• [Exercise instructions] Filter the entries that follow, copying every line in which the word "Beds" appears.

[Element data from apps and pages]

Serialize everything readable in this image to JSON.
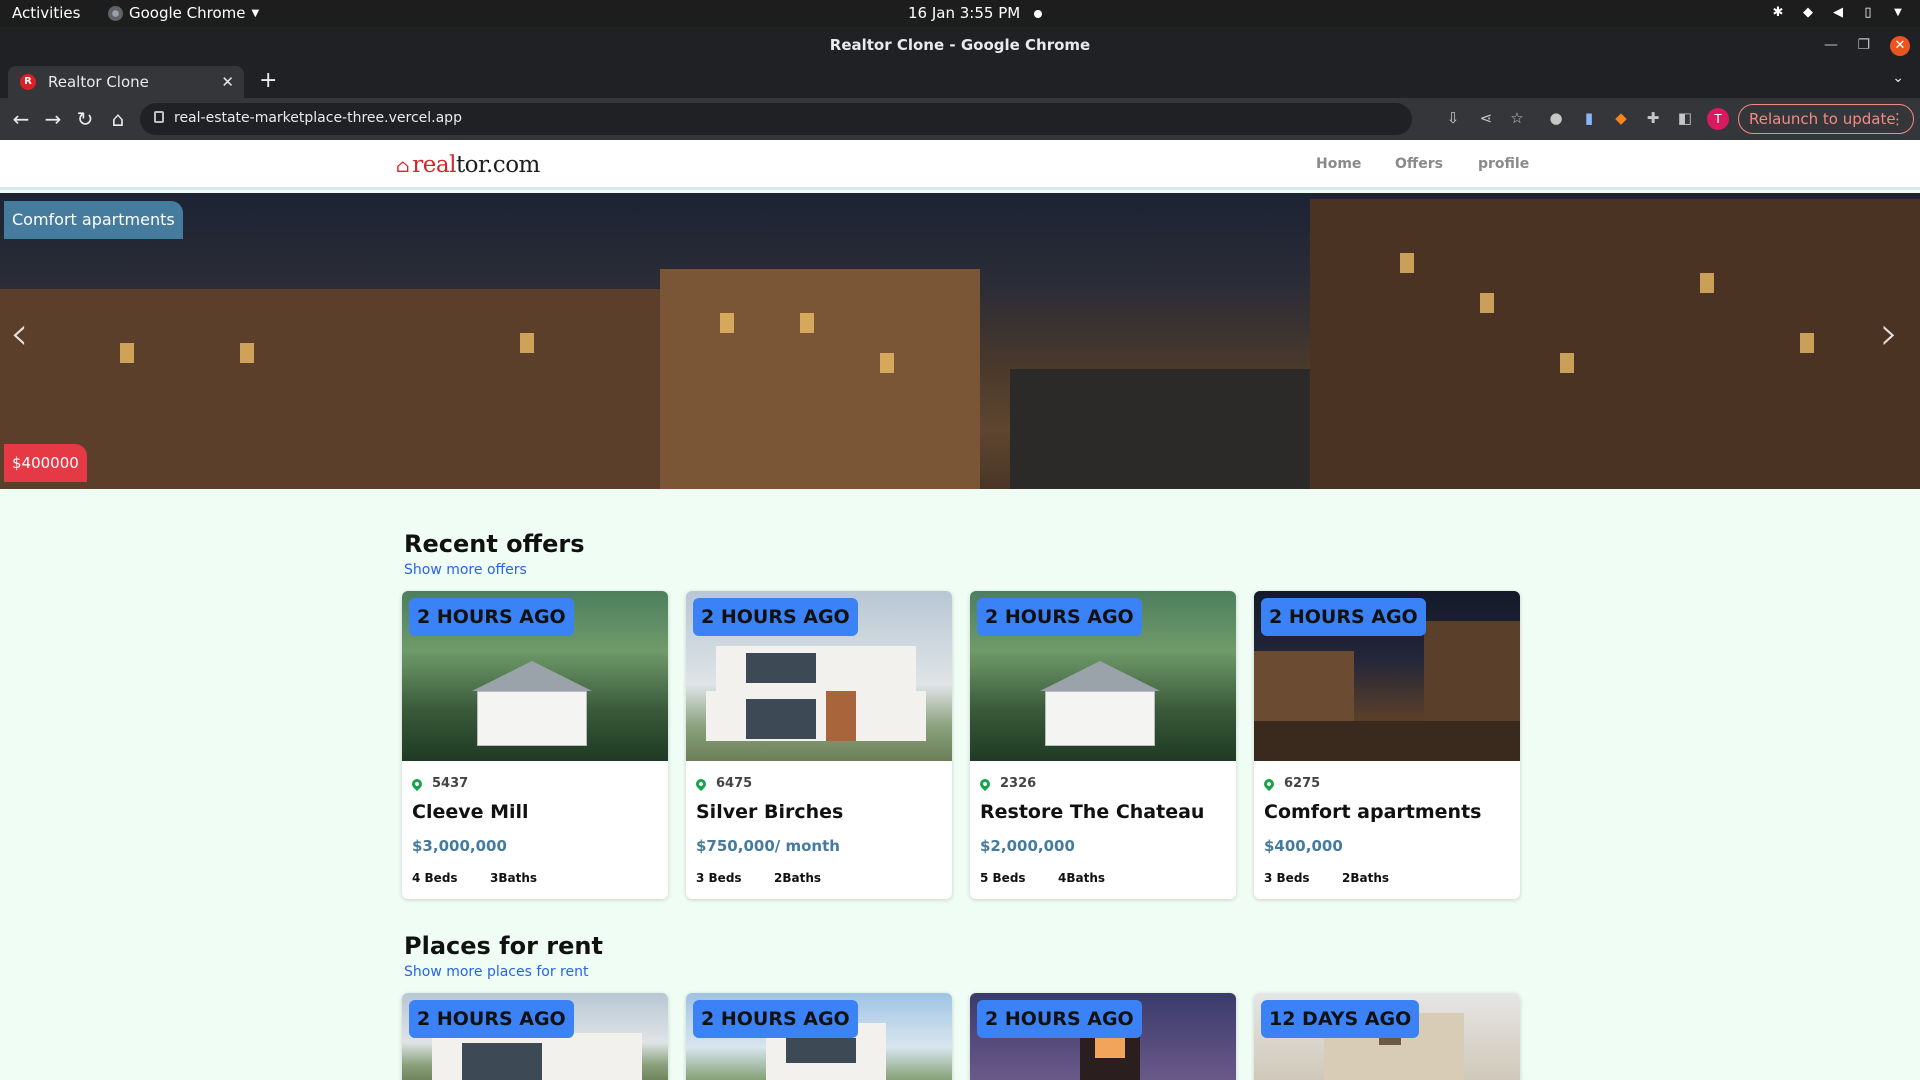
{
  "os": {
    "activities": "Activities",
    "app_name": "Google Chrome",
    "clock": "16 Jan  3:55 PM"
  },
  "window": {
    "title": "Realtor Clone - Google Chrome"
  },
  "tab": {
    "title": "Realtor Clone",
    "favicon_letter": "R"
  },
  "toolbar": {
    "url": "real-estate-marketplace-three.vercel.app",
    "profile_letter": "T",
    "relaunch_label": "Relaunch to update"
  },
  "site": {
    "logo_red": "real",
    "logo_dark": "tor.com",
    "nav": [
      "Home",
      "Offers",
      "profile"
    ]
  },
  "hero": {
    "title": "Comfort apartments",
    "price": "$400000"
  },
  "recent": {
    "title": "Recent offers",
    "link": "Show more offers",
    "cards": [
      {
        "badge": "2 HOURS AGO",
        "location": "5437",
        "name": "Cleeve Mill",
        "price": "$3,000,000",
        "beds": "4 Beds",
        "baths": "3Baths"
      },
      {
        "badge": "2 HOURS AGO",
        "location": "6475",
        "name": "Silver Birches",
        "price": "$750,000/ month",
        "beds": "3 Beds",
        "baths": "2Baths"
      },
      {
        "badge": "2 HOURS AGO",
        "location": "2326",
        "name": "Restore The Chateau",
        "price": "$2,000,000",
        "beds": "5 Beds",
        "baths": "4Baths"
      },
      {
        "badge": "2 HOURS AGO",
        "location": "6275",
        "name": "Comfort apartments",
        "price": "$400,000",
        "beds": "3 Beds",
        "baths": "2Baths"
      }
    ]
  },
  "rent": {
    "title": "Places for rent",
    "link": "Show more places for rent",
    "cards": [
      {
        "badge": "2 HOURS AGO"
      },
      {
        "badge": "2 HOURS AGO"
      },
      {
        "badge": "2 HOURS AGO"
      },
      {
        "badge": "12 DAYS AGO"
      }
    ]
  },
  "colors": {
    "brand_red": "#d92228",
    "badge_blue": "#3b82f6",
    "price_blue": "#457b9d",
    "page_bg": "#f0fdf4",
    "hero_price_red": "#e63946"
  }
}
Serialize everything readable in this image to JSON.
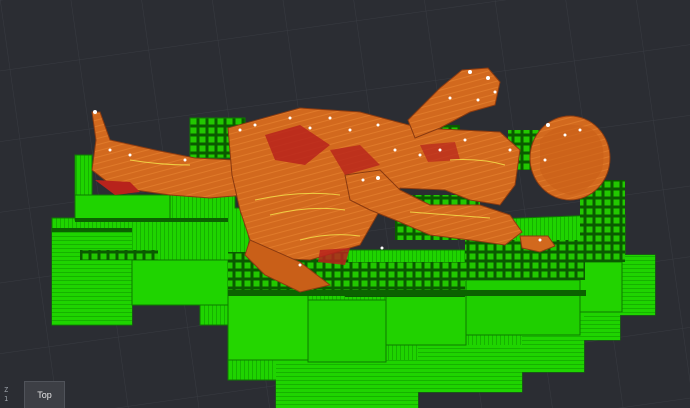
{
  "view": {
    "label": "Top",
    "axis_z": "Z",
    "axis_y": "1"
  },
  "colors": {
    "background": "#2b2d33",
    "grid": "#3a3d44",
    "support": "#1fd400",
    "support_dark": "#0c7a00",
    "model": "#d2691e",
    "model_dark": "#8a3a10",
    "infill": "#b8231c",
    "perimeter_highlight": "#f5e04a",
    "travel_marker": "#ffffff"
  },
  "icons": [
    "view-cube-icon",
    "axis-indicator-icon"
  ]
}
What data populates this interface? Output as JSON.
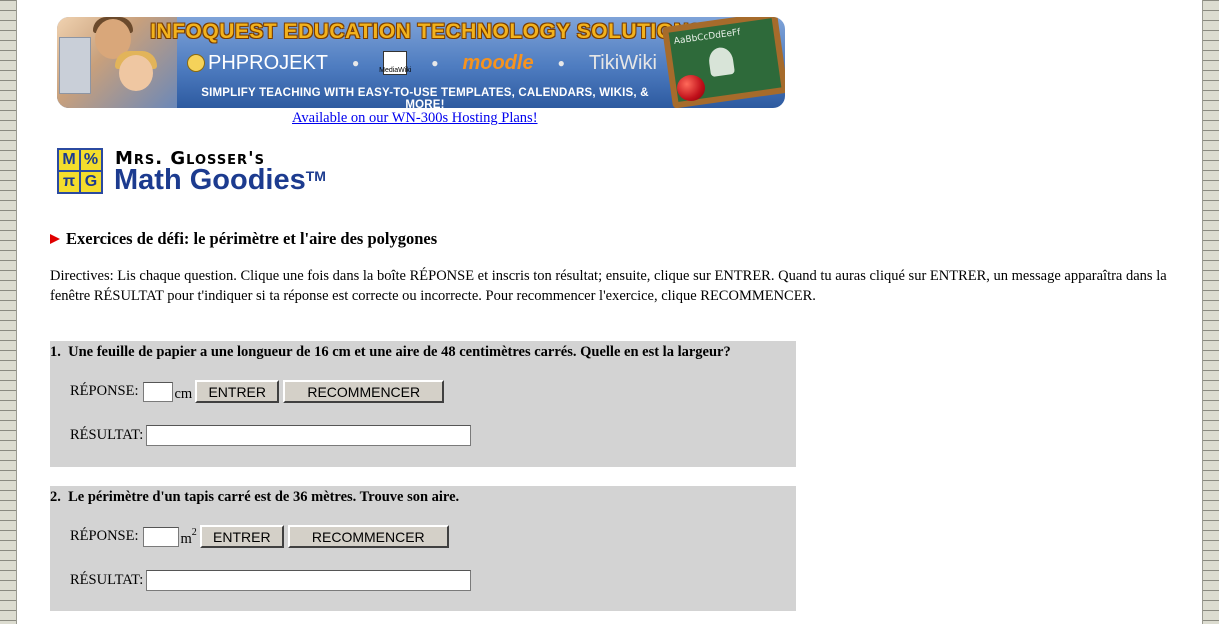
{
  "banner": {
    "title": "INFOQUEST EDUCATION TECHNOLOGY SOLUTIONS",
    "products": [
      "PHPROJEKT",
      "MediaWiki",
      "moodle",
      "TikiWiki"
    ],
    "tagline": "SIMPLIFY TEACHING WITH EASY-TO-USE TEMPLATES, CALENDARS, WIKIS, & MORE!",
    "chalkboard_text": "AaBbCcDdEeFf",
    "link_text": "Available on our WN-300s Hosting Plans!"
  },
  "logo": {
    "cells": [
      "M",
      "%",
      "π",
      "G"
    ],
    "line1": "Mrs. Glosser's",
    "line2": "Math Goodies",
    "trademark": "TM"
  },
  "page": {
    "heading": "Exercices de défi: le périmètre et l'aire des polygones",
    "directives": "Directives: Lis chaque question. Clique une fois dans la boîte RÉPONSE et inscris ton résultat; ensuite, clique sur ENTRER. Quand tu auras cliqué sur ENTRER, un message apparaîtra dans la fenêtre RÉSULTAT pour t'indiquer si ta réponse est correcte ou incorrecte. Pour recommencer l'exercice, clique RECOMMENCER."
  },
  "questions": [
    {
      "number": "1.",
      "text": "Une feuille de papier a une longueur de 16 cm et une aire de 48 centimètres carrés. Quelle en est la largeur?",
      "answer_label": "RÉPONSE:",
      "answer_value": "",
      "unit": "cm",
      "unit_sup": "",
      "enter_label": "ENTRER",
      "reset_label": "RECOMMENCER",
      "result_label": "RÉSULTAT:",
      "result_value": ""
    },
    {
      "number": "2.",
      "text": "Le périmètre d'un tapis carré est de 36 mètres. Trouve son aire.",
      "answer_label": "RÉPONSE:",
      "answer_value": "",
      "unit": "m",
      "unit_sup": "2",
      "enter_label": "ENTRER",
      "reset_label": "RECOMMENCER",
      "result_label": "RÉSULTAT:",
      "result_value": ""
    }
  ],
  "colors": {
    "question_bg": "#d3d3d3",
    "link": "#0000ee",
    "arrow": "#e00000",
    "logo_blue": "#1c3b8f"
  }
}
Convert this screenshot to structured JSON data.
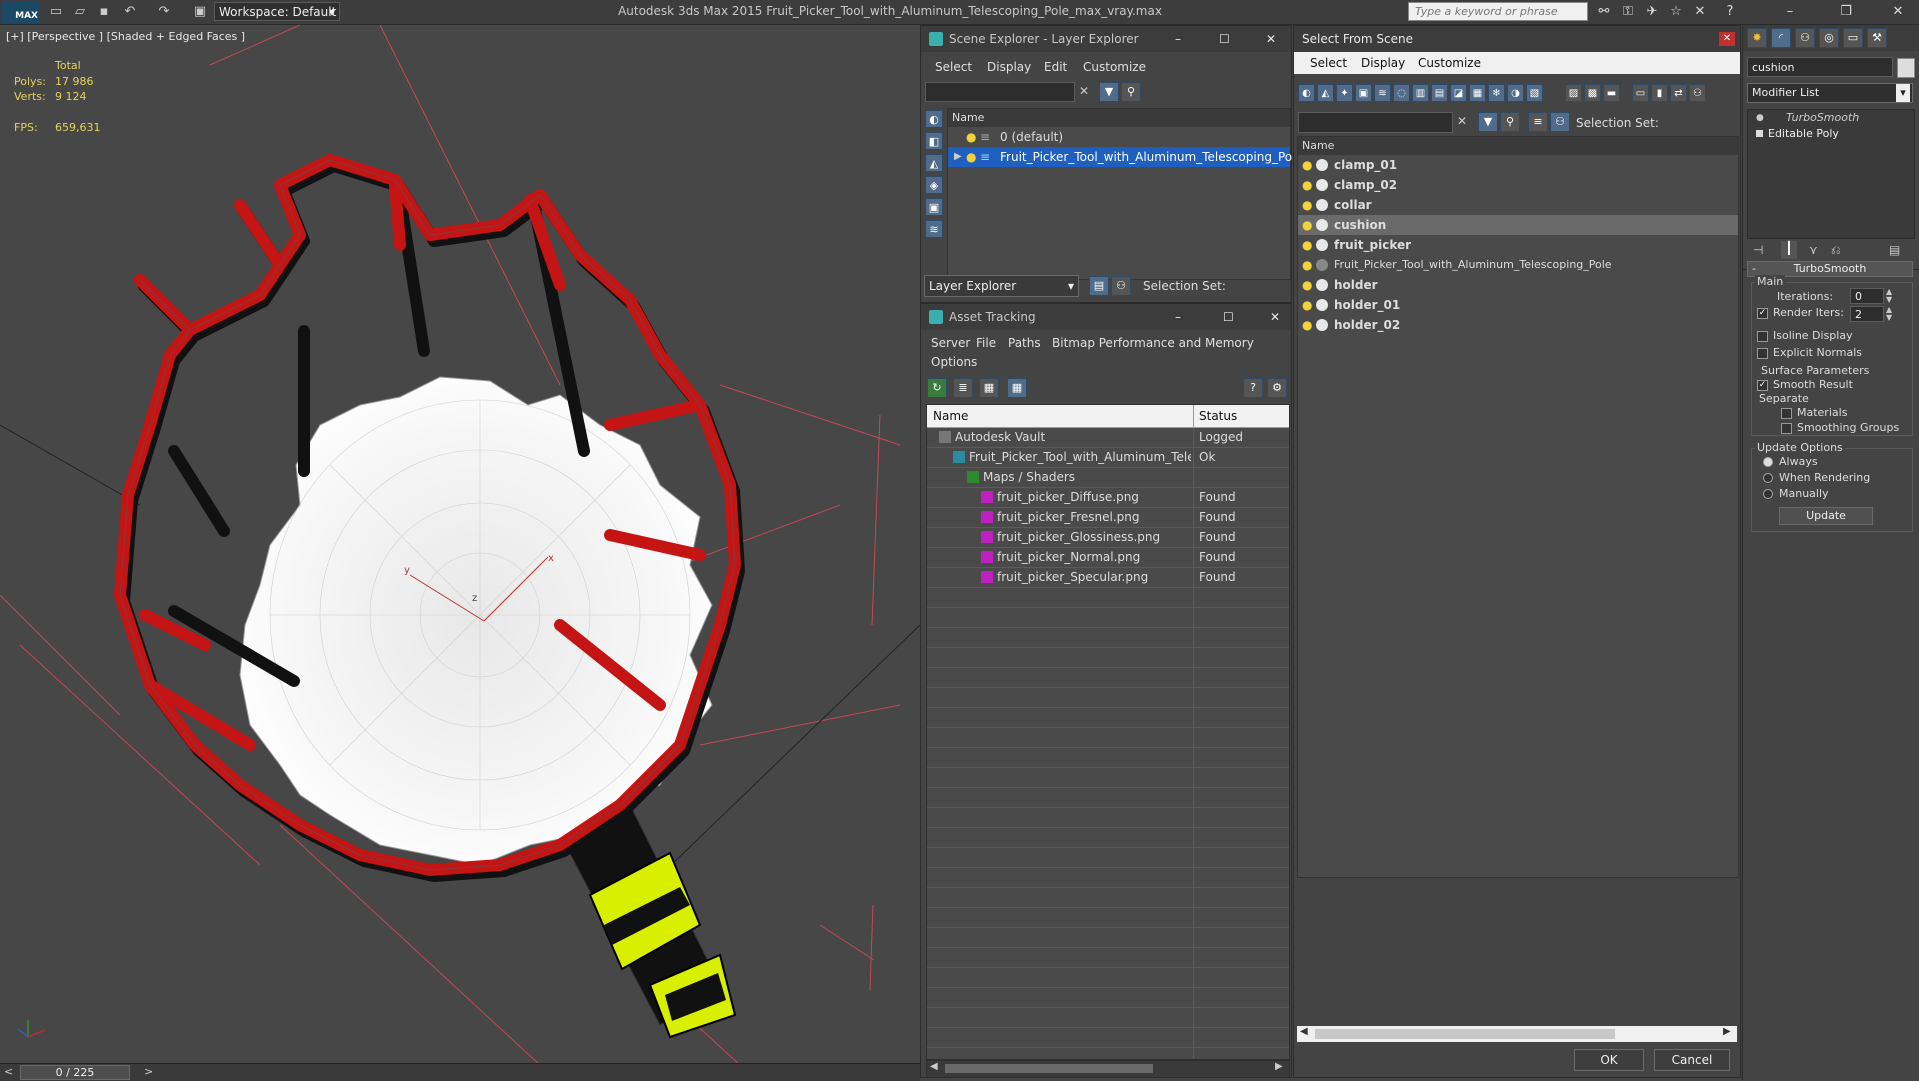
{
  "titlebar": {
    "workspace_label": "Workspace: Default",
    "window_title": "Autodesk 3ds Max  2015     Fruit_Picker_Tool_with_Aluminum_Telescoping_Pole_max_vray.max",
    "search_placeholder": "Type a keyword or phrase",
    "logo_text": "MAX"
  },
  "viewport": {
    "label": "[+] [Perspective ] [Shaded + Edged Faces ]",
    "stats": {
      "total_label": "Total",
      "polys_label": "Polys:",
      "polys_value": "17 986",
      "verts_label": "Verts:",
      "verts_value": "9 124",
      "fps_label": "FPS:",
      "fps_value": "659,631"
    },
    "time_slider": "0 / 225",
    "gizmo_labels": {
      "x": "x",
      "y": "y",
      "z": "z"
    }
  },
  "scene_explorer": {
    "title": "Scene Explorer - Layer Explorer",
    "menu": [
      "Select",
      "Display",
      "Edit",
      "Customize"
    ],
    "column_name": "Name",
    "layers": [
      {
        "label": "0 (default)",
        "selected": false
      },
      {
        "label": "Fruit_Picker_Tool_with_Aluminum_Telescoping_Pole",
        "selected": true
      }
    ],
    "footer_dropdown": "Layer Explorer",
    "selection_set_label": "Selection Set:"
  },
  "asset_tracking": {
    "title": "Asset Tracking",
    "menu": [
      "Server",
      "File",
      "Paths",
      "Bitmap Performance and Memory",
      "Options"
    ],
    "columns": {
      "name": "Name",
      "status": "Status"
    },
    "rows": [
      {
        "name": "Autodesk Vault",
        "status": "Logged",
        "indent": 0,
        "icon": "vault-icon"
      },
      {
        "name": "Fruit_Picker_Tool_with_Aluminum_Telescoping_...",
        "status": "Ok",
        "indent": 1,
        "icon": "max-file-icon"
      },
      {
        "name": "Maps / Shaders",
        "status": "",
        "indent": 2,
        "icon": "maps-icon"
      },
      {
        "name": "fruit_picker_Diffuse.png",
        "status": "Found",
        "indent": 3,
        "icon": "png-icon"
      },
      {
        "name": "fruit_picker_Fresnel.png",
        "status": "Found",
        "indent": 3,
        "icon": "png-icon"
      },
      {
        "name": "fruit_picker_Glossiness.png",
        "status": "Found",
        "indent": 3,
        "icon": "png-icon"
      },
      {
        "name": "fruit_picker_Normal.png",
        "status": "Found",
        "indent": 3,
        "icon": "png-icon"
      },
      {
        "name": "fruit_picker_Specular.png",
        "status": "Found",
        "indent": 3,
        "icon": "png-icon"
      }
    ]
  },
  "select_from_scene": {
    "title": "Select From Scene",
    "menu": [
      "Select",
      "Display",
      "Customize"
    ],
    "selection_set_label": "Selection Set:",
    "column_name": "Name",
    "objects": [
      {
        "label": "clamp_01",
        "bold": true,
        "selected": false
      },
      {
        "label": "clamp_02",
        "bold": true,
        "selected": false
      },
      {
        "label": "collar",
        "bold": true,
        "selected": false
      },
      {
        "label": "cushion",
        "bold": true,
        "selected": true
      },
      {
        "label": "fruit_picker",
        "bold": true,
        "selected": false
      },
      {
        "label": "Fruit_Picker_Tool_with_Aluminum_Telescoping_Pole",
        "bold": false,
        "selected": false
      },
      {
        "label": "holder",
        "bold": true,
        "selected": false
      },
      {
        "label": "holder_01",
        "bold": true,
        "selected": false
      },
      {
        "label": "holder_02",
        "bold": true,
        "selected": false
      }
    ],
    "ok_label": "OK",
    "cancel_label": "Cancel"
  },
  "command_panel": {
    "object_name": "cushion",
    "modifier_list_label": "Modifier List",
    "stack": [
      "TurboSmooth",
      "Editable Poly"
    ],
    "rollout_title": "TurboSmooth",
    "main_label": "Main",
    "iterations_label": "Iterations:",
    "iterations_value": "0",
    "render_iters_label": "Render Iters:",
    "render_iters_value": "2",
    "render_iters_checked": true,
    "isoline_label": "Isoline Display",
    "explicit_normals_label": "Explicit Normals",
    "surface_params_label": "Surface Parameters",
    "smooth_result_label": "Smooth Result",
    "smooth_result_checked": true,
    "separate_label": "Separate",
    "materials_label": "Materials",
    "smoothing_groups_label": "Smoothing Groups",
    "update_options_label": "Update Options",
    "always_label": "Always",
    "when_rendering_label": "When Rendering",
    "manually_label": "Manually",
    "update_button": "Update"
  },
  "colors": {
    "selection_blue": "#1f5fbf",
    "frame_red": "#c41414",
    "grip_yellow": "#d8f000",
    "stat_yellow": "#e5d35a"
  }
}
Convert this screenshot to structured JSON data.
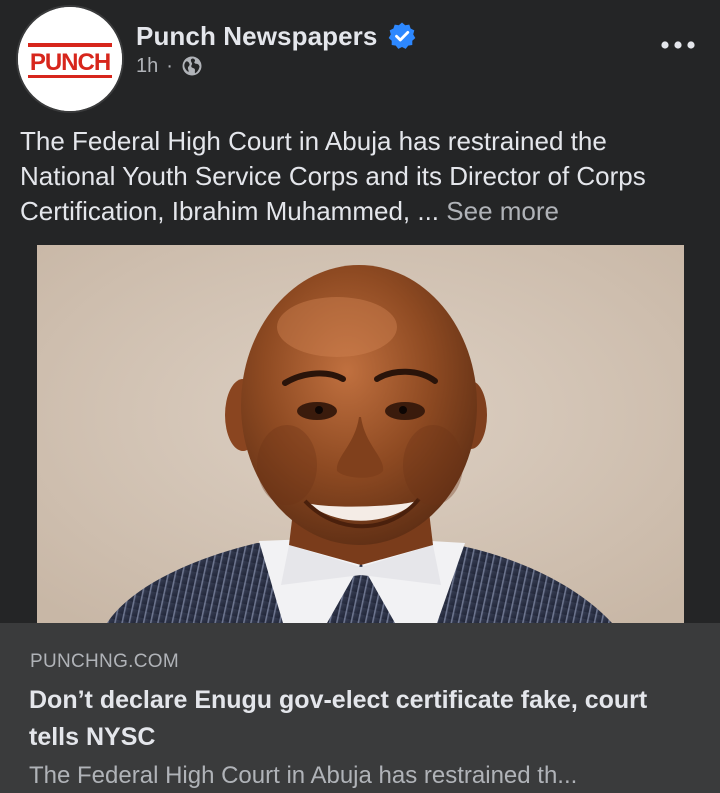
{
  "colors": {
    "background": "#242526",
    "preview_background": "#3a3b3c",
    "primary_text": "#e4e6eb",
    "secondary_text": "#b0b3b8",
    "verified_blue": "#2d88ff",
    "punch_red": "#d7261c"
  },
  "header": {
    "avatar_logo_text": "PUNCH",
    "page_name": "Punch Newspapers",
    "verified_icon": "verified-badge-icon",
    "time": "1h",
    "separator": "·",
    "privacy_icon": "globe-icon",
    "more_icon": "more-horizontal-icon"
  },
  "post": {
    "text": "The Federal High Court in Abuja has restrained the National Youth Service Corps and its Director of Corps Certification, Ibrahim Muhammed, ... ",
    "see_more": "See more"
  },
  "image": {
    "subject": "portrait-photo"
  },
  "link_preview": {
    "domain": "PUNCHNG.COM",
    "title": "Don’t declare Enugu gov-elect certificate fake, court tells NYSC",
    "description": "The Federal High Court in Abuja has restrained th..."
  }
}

• [Result]
        "beds": "4 Beds",
        "beds": "3 Beds",
        "beds": "5 Beds",
        "beds": "3 Beds",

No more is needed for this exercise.